The first thing that struck me was the yelling and the throwing of things. All things, it didn’t matter, like clothes, boxes filled with things, and loud things like plastic CD cases and metal table sculptures, but mostly the yelling and the stress of an uneasy house. The crying of both parent and child were next and the pills, or the lying of taking the pills, finalized the feeling of my teenage years among a brother who was diagnosed with bipolar disorder, a mental illness depicted on point in the movie Silver Linings Playbook.
The always down and uncontrollable behavior that I always blamed on his foggy sense of purpose was actually his mental disorder screaming at us to do something. Which led my family and I screaming at God to do something, to give a little. But really we could never do anything without my brother being open to the whole idea of living with bipolar, knowing what it meant, and doing something about it.
It’s become a common line in every day speech as a joke or a poke at a friend’s spastic moments: “Calm down, Crazy!” When Jennifer Lawrence says it in the movie to Bradley Cooper, the actor playing Pat who has bipolar, it begins to have a different meaning. But without knowing the disorder or how it works inside of a person’s mind, it’s how one reacts. I called him crazy because it’s the definition of what it looks like without medicine. At least from a sister’s point of view, that’s what it looks like.
So fifteen minutes into Silver Linings Playbook I almost turned it off. I almost turned it off because it flashbacked to my life as a constantly scared, tense, and hateful sister. Something always happened… all the time. There was never one day when we had a good day as a family. And it was his fault in my mind. My brother would wake me up in the middle of the night to tell me he’s “sorry, Bud” and “I have this really great idea, Bud” or he’d sit on the edge of my bed and tell me his newest idea, which was filled with his most recent philosophical outlook on life and what it all meant in the bigger sense. It made no sense. He was and continues to be in his head, always. If he wasn’t drunk, he was projecting his most current reason for life while blaring depressive music like Bittersweet Symphony. He saw things no one else saw, he’d say. He realized the bigger meaning of life, but at the same time could never convince himself that there was one. He’d yell all the time and when he was happy, he was unbelievably happy; so hyper he’d be bouncing off the walls and telling everyone he loves them every half an hour.
I haven’t sat on a couch with him in over seven years because he became an alcoholic and drove a car, but what contributed to this was not knowing how to handle his disorder, how to handle all the intense feelings – the up up ups or the completely downs – or how to be himself in a body that constantly played tricks. Now I can’t make up excuses for his decisions because believe me I’m the last person to do that. But my brother is a good kid (a kid of 31 years) and I can’t trust him because I’ve never seen anything but the unexpected and scary emotions. I don’t know how to include that in my life.

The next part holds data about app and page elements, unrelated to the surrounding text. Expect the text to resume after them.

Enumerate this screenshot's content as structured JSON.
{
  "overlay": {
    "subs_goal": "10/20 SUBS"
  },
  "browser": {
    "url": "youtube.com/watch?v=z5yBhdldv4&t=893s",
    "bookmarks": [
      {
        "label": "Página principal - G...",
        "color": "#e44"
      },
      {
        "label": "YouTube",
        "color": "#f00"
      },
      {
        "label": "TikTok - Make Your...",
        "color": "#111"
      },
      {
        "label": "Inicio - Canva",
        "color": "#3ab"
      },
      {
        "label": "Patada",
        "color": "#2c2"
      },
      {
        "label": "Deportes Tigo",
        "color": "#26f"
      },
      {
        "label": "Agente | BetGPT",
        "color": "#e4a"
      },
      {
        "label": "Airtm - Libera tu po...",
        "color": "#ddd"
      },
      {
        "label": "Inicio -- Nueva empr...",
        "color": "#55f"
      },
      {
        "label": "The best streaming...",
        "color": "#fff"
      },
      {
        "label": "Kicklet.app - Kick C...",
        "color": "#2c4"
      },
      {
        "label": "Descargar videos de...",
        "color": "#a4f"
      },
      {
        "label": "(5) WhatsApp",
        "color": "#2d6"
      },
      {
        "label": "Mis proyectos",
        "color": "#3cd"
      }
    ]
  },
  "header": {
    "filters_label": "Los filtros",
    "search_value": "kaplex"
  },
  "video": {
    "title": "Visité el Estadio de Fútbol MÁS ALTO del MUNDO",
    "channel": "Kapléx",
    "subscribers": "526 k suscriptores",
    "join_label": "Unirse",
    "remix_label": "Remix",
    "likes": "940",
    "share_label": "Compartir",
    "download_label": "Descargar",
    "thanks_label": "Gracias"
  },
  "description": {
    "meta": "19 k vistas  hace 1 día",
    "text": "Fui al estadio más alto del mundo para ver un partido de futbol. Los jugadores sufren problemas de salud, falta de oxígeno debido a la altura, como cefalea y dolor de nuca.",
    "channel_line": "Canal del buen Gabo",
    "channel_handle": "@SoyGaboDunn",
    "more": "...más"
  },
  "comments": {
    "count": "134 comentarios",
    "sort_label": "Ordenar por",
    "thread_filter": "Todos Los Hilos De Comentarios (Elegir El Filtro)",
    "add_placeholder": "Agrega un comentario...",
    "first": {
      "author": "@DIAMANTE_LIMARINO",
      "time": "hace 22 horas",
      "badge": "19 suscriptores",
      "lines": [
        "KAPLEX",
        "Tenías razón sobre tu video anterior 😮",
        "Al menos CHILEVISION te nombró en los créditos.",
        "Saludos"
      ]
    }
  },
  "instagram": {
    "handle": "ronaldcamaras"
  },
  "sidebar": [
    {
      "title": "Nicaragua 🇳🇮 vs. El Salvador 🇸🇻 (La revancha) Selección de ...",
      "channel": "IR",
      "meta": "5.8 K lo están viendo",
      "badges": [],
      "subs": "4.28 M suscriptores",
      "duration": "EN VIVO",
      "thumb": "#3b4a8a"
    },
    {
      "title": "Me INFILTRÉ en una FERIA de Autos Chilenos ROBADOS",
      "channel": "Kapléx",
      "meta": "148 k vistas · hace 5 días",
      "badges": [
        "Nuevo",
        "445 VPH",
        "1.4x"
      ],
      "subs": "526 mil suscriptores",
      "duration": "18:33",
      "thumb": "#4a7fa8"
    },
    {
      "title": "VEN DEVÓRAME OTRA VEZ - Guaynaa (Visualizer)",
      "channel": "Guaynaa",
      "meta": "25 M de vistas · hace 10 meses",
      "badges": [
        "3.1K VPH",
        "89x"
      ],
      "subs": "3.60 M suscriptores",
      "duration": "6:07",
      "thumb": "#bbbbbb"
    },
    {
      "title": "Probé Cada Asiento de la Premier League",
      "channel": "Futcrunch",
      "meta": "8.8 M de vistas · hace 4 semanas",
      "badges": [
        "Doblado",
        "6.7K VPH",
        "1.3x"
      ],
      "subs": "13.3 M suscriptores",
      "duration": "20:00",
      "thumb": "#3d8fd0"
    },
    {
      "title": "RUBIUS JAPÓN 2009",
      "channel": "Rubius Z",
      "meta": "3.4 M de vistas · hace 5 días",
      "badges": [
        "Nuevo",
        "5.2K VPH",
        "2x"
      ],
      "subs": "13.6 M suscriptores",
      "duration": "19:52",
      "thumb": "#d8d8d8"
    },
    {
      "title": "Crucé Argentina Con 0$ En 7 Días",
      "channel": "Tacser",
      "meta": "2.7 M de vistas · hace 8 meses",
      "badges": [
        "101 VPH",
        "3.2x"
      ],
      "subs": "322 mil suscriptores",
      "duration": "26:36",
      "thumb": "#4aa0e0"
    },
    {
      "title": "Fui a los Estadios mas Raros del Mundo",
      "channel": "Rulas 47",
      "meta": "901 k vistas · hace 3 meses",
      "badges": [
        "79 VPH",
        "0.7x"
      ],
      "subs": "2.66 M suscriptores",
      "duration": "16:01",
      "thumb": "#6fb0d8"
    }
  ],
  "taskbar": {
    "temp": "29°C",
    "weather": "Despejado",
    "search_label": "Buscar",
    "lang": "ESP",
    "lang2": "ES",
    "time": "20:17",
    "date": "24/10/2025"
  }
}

I think this is a hole in our society. We ignore or disown anyone who can’t swallow back his or her tears or who can’t handle reality just like us. We shun them out and let them struggle. I’m guilty of this with my brother. I don’t know how to handle it and I never really cared to help him because he made my life hell. He was a nightmare for many reasons but if people watch this movie, they will get a glimpse of how my brother and people like him are, what he struggles with still today, and how it affects the family – those family scenes are all too familiar.
While watching, I was torn to be enraged at having this life, cry because it threw me back in the room at age 15 trying to calm him down, or to protect my mother from ever seeing this movie because she may not be able to handle the truth of it all, for her to experience it once again. I don’t know whether to go out and buy the DVD and save it or never watch it again because the memories are so vivid without it. But at least a brutal story such as Silver Linings Playbook ended happily and taught me about excelsior, aka silver linings, which overall gives me hope for my brother.
I’ve never shaken more than while watching this movie and I thank God that my brother is getting help, getting his life on track, and will soon be reunited with our family to make a fresh start with all the right help for his bipolar disorder. My heart goes out to all those living with bipolar and their loved ones because in a sense we are all stronger than we know.